* **DIRECTIONS FOR THIS TASK**: In how many lines of the data does the word "Sharpen" appear? Give the number by itself.

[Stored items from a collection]
════════
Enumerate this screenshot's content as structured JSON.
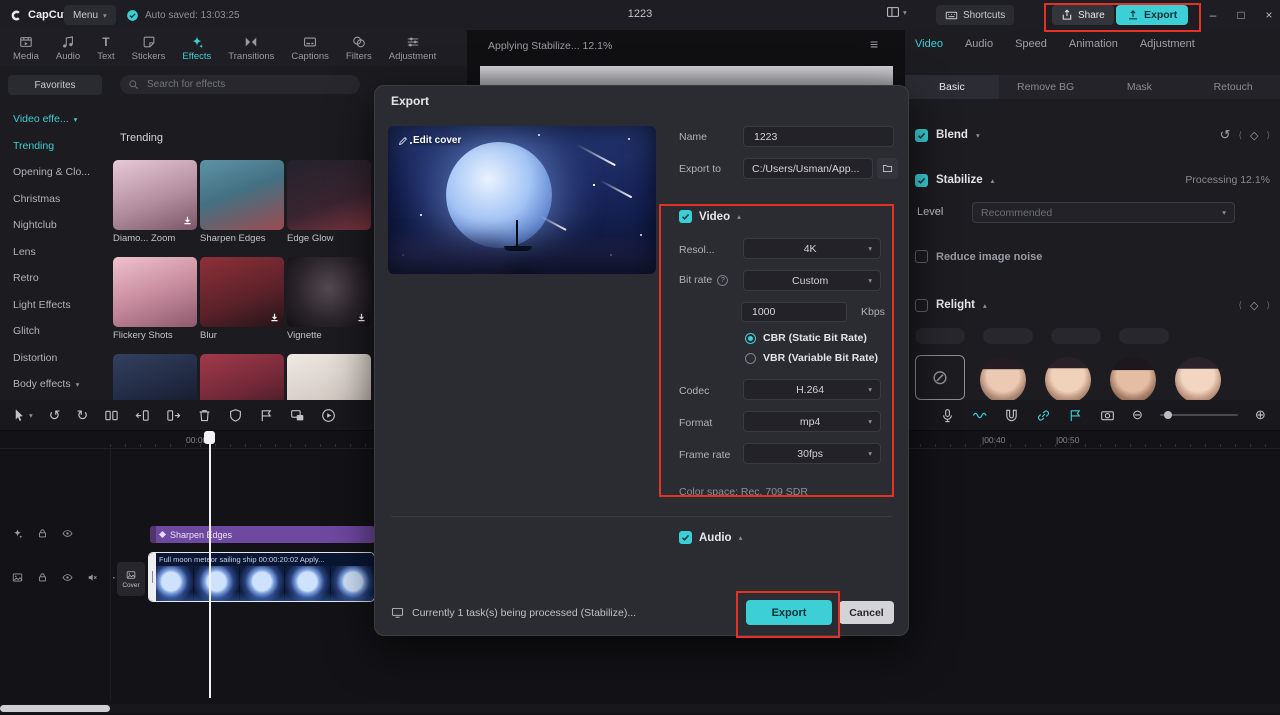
{
  "colors": {
    "accent": "#3ccfd5",
    "highlight_red": "#e53126",
    "effect_clip_purple": "#6f48a0",
    "clip_navy": "#0e1c3e"
  },
  "topbar": {
    "logo": "CapCut",
    "menu": "Menu",
    "autosave": "Auto saved: 13:03:25",
    "title": "1223",
    "shortcuts": "Shortcuts",
    "share": "Share",
    "export": "Export"
  },
  "ribbon": {
    "tabs": [
      {
        "label": "Media"
      },
      {
        "label": "Audio"
      },
      {
        "label": "Text"
      },
      {
        "label": "Stickers"
      },
      {
        "label": "Effects"
      },
      {
        "label": "Transitions"
      },
      {
        "label": "Captions"
      },
      {
        "label": "Filters"
      },
      {
        "label": "Adjustment"
      }
    ]
  },
  "effects_panel": {
    "favorites": "Favorites",
    "category_group": "Video effe...",
    "categories": [
      {
        "label": "Trending"
      },
      {
        "label": "Opening & Clo..."
      },
      {
        "label": "Christmas"
      },
      {
        "label": "Nightclub"
      },
      {
        "label": "Lens"
      },
      {
        "label": "Retro"
      },
      {
        "label": "Light Effects"
      },
      {
        "label": "Glitch"
      },
      {
        "label": "Distortion"
      }
    ],
    "body_effects": "Body effects",
    "search_placeholder": "Search for effects",
    "section_title": "Trending",
    "effects": [
      {
        "name": "Diamo... Zoom"
      },
      {
        "name": "Sharpen Edges"
      },
      {
        "name": "Edge Glow"
      },
      {
        "name": "Flickery Shots"
      },
      {
        "name": "Blur"
      },
      {
        "name": "Vignette"
      },
      {
        "name": ""
      },
      {
        "name": ""
      },
      {
        "name": ""
      }
    ]
  },
  "preview": {
    "status": "Applying Stabilize... 12.1%"
  },
  "export_dialog": {
    "title": "Export",
    "edit_cover": "Edit cover",
    "name_label": "Name",
    "name_value": "1223",
    "export_to_label": "Export to",
    "export_path": "C:/Users/Usman/App...",
    "video_label": "Video",
    "resolution_label": "Resol...",
    "resolution_value": "4K",
    "bitrate_label": "Bit rate",
    "bitrate_value": "Custom",
    "bitrate_amount": "1000",
    "bitrate_unit": "Kbps",
    "cbr_label": "CBR (Static Bit Rate)",
    "vbr_label": "VBR (Variable Bit Rate)",
    "codec_label": "Codec",
    "codec_value": "H.264",
    "format_label": "Format",
    "format_value": "mp4",
    "framerate_label": "Frame rate",
    "framerate_value": "30fps",
    "color_space": "Color space: Rec. 709 SDR",
    "audio_label": "Audio",
    "task_status": "Currently 1 task(s) being processed (Stabilize)...",
    "export_button": "Export",
    "cancel_button": "Cancel"
  },
  "inspector": {
    "tabs": [
      {
        "label": "Video"
      },
      {
        "label": "Audio"
      },
      {
        "label": "Speed"
      },
      {
        "label": "Animation"
      },
      {
        "label": "Adjustment"
      }
    ],
    "subtabs": [
      {
        "label": "Basic"
      },
      {
        "label": "Remove BG"
      },
      {
        "label": "Mask"
      },
      {
        "label": "Retouch"
      }
    ],
    "blend": "Blend",
    "stabilize": "Stabilize",
    "stabilize_status": "Processing 12.1%",
    "level_label": "Level",
    "level_value": "Recommended",
    "noise": "Reduce image noise",
    "relight": "Relight"
  },
  "timeline": {
    "ruler": [
      {
        "label": "00:00"
      },
      {
        "label": "|00:40"
      },
      {
        "label": "|00:50"
      }
    ],
    "effect_clip": "Sharpen Edges",
    "video_clip": "Full moon meteor sailing ship  00:00:20:02  Apply...",
    "cover": "Cover"
  }
}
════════
* **TASK RESPONSE**: 2